== What to work on ==
Each of the following records is to be printed verbatim.

[Collected data entries]
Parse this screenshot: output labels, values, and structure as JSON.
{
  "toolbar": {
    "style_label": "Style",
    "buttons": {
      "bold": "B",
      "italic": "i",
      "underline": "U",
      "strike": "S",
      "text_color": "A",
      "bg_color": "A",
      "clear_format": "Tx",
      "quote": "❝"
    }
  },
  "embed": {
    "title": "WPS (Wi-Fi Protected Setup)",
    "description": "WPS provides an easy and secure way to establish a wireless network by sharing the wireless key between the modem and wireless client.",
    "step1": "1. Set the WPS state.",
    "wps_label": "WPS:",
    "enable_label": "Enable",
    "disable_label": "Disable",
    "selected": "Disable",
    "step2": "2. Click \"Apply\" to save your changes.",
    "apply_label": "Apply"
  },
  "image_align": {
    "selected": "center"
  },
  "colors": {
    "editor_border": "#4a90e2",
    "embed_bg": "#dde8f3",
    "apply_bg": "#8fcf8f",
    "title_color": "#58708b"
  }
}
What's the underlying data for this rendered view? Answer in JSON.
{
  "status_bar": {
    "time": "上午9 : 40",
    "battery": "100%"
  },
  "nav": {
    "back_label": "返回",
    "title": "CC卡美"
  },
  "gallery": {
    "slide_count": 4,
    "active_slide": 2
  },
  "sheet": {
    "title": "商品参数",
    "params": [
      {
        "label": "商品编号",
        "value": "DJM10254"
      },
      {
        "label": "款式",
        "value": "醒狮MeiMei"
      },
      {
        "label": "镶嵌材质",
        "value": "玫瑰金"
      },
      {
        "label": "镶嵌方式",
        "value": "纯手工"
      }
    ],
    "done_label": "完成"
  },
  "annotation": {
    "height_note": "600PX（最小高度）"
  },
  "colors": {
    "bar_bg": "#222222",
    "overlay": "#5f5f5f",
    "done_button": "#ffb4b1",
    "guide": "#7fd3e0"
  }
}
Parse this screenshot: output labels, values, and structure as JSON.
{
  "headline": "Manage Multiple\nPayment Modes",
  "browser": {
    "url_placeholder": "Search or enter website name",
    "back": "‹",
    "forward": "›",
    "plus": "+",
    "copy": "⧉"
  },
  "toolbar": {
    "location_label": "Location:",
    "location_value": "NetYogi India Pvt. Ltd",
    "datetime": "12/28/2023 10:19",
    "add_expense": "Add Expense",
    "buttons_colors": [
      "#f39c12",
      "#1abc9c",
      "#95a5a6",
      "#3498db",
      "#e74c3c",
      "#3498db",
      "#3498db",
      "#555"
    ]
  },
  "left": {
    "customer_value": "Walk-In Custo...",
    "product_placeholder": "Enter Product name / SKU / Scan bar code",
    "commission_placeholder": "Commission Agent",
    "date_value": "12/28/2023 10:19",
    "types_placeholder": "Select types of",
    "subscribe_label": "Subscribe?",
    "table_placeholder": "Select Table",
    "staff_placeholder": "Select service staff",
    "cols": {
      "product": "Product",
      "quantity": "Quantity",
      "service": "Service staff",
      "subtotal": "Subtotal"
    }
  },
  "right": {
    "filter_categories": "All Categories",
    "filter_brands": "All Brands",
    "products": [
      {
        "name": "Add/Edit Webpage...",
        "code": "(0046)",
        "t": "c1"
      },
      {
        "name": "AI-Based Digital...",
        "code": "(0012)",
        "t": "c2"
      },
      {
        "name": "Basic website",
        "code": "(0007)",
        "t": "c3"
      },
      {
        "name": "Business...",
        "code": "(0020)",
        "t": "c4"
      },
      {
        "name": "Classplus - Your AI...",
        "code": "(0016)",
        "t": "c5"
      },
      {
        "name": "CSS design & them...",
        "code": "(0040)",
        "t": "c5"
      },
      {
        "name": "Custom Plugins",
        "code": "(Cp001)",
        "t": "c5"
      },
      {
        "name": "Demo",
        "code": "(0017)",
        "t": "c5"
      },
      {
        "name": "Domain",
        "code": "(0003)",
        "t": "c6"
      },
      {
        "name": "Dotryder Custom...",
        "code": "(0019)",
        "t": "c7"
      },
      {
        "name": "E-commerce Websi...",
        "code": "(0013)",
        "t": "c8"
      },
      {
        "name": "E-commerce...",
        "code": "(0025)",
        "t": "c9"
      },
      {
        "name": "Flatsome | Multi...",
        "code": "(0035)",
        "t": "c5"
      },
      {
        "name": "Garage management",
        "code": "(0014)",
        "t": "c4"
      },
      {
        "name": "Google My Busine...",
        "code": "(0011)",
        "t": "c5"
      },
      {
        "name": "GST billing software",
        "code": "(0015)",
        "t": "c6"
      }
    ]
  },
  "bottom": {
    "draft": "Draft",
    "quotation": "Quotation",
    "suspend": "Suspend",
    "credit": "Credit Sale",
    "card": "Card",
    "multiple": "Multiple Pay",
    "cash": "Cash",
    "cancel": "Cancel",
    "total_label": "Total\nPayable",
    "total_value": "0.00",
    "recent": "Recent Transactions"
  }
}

== Worked solution ==
Parse this screenshot: output labels, values, and structure as JSON.
{
  "toolbar": {
    "style_label": "Style",
    "buttons": {
      "bold": "B",
      "italic": "i",
      "underline": "U",
      "strike": "S",
      "text_color": "A",
      "bg_color": "A",
      "clear_format": "Tx",
      "quote": "❝"
    }
  },
  "embed": {
    "title": "WPS (Wi-Fi Protected Setup)",
    "description": "WPS provides an easy and secure way to establish a wireless network by sharing the wireless key between the modem and wireless client.",
    "step1": "1. Set the WPS state.",
    "wps_label": "WPS:",
    "enable_label": "Enable",
    "disable_label": "Disable",
    "selected": "Disable",
    "step2": "2. Click \"Apply\" to save your changes.",
    "apply_label": "Apply"
  },
  "image_align": {
    "selected": "center"
  },
  "colors": {
    "editor_border": "#4a90e2",
    "embed_bg": "#dde8f3",
    "apply_bg": "#8fcf8f",
    "title_color": "#58708b"
  }
}
What's the underlying data for this rendered view? Answer in JSON.
{
  "status_bar": {
    "time": "上午9 : 40",
    "battery": "100%"
  },
  "nav": {
    "back_label": "返回",
    "title": "CC卡美"
  },
  "gallery": {
    "slide_count": 4,
    "active_slide": 2
  },
  "sheet": {
    "title": "商品参数",
    "params": [
      {
        "label": "商品编号",
        "value": "DJM10254"
      },
      {
        "label": "款式",
        "value": "醒狮MeiMei"
      },
      {
        "label": "镶嵌材质",
        "value": "玫瑰金"
      },
      {
        "label": "镶嵌方式",
        "value": "纯手工"
      }
    ],
    "done_label": "完成"
  },
  "annotation": {
    "height_note": "600PX（最小高度）"
  },
  "colors": {
    "bar_bg": "#222222",
    "overlay": "#5f5f5f",
    "done_button": "#ffb4b1",
    "guide": "#7fd3e0"
  }
}
Parse this screenshot: output labels, values, and structure as JSON.
{
  "headline": "Manage Multiple\nPayment Modes",
  "browser": {
    "url_placeholder": "Search or enter website name",
    "back": "‹",
    "forward": "›",
    "plus": "+",
    "copy": "⧉"
  },
  "toolbar": {
    "location_label": "Location:",
    "location_value": "NetYogi India Pvt. Ltd",
    "datetime": "12/28/2023 10:19",
    "add_expense": "Add Expense",
    "buttons_colors": [
      "#f39c12",
      "#1abc9c",
      "#95a5a6",
      "#3498db",
      "#e74c3c",
      "#3498db",
      "#3498db",
      "#555"
    ]
  },
  "left": {
    "customer_value": "Walk-In Custo...",
    "product_placeholder": "Enter Product name / SKU / Scan bar code",
    "commission_placeholder": "Commission Agent",
    "date_value": "12/28/2023 10:19",
    "types_placeholder": "Select types of",
    "subscribe_label": "Subscribe?",
    "table_placeholder": "Select Table",
    "staff_placeholder": "Select service staff",
    "cols": {
      "product": "Product",
      "quantity": "Quantity",
      "service": "Service staff",
      "subtotal": "Subtotal"
    }
  },
  "right": {
    "filter_categories": "All Categories",
    "filter_brands": "All Brands",
    "products": [
      {
        "name": "Add/Edit Webpage...",
        "code": "(0046)",
        "t": "c1"
      },
      {
        "name": "AI-Based Digital...",
        "code": "(0012)",
        "t": "c2"
      },
      {
        "name": "Basic website",
        "code": "(0007)",
        "t": "c3"
      },
      {
        "name": "Business...",
        "code": "(0020)",
        "t": "c4"
      },
      {
        "name": "Classplus - Your AI...",
        "code": "(0016)",
        "t": "c5"
      },
      {
        "name": "CSS design & them...",
        "code": "(0040)",
        "t": "c5"
      },
      {
        "name": "Custom Plugins",
        "code": "(Cp001)",
        "t": "c5"
      },
      {
        "name": "Demo",
        "code": "(0017)",
        "t": "c5"
      },
      {
        "name": "Domain",
        "code": "(0003)",
        "t": "c6"
      },
      {
        "name": "Dotryder Custom...",
        "code": "(0019)",
        "t": "c7"
      },
      {
        "name": "E-commerce Websi...",
        "code": "(0013)",
        "t": "c8"
      },
      {
        "name": "E-commerce...",
        "code": "(0025)",
        "t": "c9"
      },
      {
        "name": "Flatsome | Multi...",
        "code": "(0035)",
        "t": "c5"
      },
      {
        "name": "Garage management",
        "code": "(0014)",
        "t": "c4"
      },
      {
        "name": "Google My Busine...",
        "code": "(0011)",
        "t": "c5"
      },
      {
        "name": "GST billing software",
        "code": "(0015)",
        "t": "c6"
      }
    ]
  },
  "bottom": {
    "draft": "Draft",
    "quotation": "Quotation",
    "suspend": "Suspend",
    "credit": "Credit Sale",
    "card": "Card",
    "multiple": "Multiple Pay",
    "cash": "Cash",
    "cancel": "Cancel",
    "total_label": "Total\nPayable",
    "total_value": "0.00",
    "recent": "Recent Transactions"
  }
}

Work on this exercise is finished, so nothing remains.